I recognize this rule as one my grandfather upheld. I do not recall ever hearing my grandfather disrespect my grandmother’s work; he would always make us eat what was placed on the table because it was the food she made. Even when she started cooking with less salt and cut rice and red meat from their diet, I don’t remember him fighting her. Abuela’s cooking bettered them, and they now enjoy great-grandchildren together. They taught me a marriage is partnership; man and woman recognize and respect each others contributions daily through their actions. In her eyes, women were in charge of keeping the family alive and creating harmony at home. Now this is an extremely large feat and I don’t think she is being too fair, but whether in the kitchen or not the mother ‘nurturer’ is an innate feature.

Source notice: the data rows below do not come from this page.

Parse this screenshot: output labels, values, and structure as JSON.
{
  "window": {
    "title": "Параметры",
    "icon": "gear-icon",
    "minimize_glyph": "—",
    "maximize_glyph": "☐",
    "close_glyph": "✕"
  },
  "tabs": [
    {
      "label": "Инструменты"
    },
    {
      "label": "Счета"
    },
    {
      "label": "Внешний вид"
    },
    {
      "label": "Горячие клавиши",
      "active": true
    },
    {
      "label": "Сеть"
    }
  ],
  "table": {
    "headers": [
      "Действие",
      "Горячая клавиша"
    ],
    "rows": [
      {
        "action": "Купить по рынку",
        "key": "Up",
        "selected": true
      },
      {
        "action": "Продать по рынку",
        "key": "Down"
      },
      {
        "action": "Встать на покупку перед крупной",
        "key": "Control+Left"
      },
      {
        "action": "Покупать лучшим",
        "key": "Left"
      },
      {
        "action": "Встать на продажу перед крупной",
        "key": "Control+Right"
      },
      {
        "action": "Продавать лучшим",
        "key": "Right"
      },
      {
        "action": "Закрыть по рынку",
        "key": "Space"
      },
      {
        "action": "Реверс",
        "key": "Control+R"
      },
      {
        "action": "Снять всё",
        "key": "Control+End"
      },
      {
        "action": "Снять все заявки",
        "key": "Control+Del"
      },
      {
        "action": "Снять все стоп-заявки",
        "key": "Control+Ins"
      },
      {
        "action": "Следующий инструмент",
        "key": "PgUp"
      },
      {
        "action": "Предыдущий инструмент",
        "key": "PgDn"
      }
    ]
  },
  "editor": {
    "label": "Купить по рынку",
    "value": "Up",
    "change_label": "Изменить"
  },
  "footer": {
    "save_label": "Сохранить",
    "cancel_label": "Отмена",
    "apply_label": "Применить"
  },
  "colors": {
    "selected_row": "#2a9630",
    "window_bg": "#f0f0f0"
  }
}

It is an art to exemplify nurture through domestic traits well, and I do not believe every woman has to perform these traits nor do I agree men are exempt from these talents. I write this piece to highlight that domestic work is neither demeaning nor subordinate work. I use the example of my family Matriarch because she is my inspiration. Because that was my example, I enjoy cooking for others (so long as they don’t insist I do it their way) and I enjoy cleaning my home. I want it to be a place of love, comfort, and peace …much like Abuela’s house was for me. She and I both share the same love and understanding of art. Where she had boleros blasting, I jam to the likes of Jill Scott and Ms. Keys for peace. Where she plays psychologist and shares her wisdom, I read books. Where she makes her infamous tea that cures every disease (as far as I’m convinced), I get inspired to write and bake pies. The kitchen is our meditation room. Every meal she made was to feed everyone she could, every time she cleaned it was so that her family could live comfortably in the confines of their home. She was in charge of creating home. When my grandfather and all my uncles came home from work, it was her pride to present them with café bustelo, seasoned with a hint of cinnamon; her added twist furthered her family’s enjoyment of her creations.

I sing the Spanish spirituals learned in church, just as she does when she cooks and cleans, and I have a slight obsession with mopping my floor. I share my art with myself and my roommate for now, but she has always taught me there is greatness in tradition and innumerable strength in a nurturer’s role.